- _Task_:
Whenever a line of the entries below holds the string "gumb", copy that line and return it.

-- Information supplied follows --

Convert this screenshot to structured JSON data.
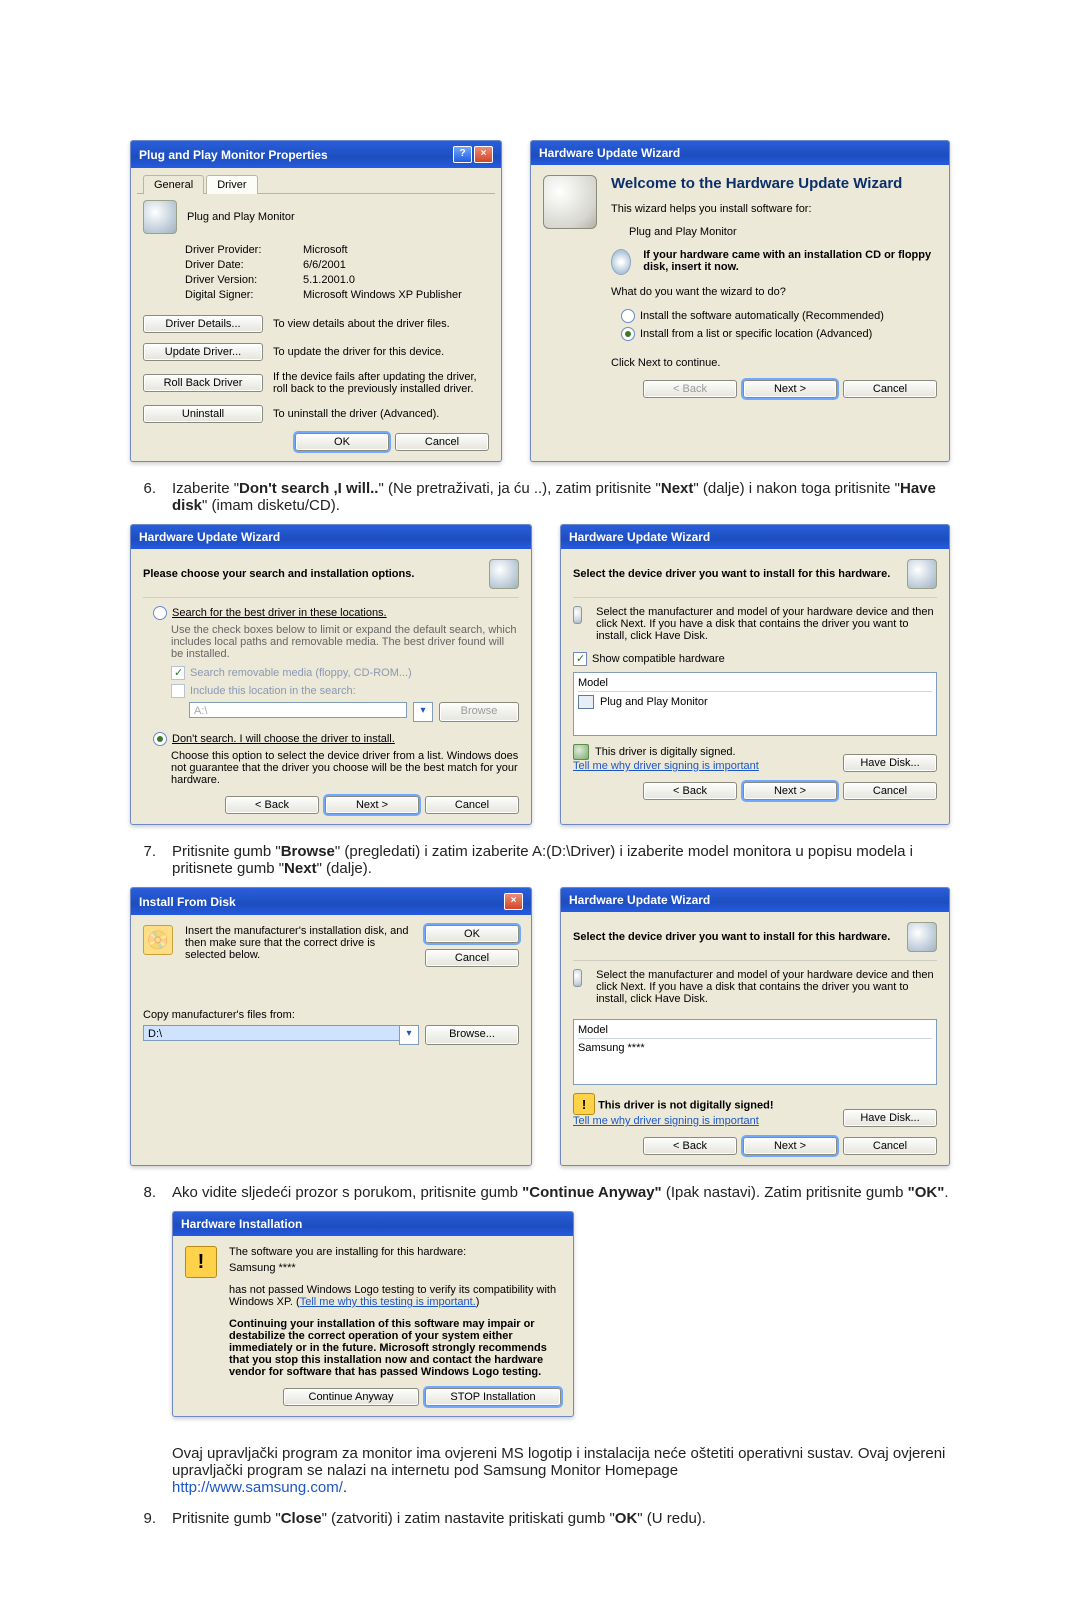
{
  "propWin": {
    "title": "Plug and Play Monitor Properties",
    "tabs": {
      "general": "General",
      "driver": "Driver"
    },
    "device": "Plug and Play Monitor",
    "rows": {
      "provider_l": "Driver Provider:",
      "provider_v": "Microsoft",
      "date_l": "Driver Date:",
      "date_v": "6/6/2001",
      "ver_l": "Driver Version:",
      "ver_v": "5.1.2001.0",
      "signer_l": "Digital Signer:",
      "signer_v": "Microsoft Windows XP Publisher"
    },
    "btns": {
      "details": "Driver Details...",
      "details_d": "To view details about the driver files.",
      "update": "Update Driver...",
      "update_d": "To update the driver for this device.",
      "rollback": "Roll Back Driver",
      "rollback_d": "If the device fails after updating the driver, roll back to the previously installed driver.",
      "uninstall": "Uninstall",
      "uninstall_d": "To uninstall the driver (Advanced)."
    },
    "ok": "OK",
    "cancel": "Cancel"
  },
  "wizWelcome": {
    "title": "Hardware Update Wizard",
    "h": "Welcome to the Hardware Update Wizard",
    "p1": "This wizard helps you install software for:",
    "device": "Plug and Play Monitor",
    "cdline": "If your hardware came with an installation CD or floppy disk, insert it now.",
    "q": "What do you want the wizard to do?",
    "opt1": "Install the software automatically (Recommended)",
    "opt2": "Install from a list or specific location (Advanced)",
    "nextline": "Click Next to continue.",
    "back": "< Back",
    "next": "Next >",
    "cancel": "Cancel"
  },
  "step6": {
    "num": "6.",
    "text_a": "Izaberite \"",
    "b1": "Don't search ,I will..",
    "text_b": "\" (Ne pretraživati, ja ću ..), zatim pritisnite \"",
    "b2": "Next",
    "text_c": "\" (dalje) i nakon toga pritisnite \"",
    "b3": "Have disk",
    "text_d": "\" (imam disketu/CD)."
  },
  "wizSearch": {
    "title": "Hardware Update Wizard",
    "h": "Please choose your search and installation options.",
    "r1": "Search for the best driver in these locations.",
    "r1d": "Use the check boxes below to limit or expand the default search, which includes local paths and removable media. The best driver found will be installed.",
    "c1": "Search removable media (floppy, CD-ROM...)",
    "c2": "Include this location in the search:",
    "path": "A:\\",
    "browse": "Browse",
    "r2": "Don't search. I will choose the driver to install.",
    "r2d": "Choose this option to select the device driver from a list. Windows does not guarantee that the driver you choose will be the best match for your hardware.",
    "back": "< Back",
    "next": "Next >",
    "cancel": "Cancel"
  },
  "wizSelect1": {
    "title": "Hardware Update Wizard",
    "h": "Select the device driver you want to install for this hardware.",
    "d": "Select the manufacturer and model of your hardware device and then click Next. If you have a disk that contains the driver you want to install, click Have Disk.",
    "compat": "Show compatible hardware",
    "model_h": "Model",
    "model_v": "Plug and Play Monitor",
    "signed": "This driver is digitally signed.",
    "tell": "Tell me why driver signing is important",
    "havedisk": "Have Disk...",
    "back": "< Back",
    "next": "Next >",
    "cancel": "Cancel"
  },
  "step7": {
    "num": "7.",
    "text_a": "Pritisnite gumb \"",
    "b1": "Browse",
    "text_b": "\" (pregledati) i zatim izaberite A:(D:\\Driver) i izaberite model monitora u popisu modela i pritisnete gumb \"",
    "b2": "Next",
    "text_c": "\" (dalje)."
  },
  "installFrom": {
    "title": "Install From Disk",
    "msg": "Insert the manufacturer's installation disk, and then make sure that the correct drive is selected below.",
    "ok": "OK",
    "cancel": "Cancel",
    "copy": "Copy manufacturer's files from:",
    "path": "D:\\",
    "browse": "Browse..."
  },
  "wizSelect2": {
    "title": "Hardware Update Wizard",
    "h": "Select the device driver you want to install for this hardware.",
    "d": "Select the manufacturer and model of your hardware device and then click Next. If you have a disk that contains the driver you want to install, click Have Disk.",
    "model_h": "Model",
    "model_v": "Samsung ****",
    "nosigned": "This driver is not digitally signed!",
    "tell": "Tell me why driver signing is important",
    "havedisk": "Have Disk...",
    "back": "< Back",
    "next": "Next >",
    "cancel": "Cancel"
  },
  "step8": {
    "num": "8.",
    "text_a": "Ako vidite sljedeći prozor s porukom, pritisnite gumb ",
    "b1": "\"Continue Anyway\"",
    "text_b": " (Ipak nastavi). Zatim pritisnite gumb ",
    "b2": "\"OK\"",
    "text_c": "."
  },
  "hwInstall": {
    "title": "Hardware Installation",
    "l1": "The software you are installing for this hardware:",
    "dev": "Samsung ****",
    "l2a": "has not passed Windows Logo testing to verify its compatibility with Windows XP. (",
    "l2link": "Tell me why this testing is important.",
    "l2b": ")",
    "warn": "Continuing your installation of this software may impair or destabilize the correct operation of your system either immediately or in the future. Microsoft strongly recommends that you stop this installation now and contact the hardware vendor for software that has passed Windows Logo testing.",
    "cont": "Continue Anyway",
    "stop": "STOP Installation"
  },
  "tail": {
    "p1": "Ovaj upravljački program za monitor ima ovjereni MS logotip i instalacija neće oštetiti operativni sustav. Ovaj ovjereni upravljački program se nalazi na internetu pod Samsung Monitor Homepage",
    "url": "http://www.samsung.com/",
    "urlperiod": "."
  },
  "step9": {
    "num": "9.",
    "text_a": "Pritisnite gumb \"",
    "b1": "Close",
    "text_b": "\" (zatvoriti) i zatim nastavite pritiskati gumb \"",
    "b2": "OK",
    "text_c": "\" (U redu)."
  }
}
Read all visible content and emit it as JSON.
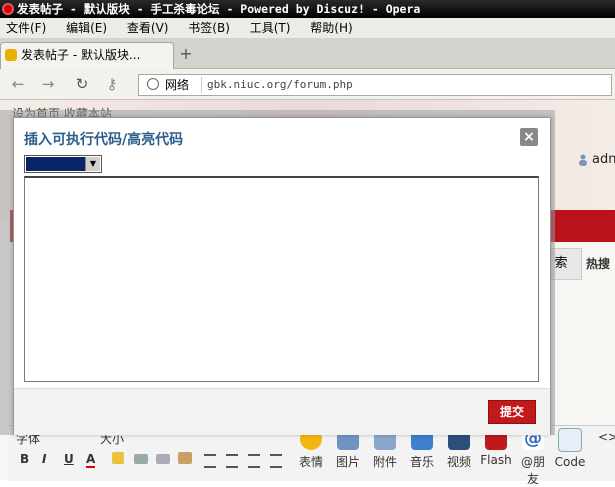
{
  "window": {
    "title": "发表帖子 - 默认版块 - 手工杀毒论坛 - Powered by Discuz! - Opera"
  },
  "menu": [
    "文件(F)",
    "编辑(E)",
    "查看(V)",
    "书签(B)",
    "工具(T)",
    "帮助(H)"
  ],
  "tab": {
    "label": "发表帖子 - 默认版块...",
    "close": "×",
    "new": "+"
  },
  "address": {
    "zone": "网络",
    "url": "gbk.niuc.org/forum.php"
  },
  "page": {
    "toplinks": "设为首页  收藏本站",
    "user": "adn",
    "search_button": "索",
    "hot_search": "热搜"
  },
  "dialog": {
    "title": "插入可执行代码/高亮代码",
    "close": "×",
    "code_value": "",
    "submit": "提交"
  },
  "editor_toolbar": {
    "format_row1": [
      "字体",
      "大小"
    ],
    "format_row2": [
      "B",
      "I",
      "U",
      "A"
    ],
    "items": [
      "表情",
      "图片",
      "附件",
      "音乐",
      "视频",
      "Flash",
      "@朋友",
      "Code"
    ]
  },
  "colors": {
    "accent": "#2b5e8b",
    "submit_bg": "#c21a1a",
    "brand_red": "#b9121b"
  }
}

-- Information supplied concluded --

- _Written solution_:
    "text_a": "Pritisnite gumb \"",
    "text_b": "\" (pregledati) i zatim izaberite A:(D:\\Driver) i izaberite model monitora u popisu modela i pritisnete gumb \"",
    "text_a": "Ako vidite sljedeći prozor s porukom, pritisnite gumb ",
    "text_b": " (Ipak nastavi). Zatim pritisnite gumb ",
    "text_a": "Pritisnite gumb \"",
    "text_b": "\" (zatvoriti) i zatim nastavite pritiskati gumb \"",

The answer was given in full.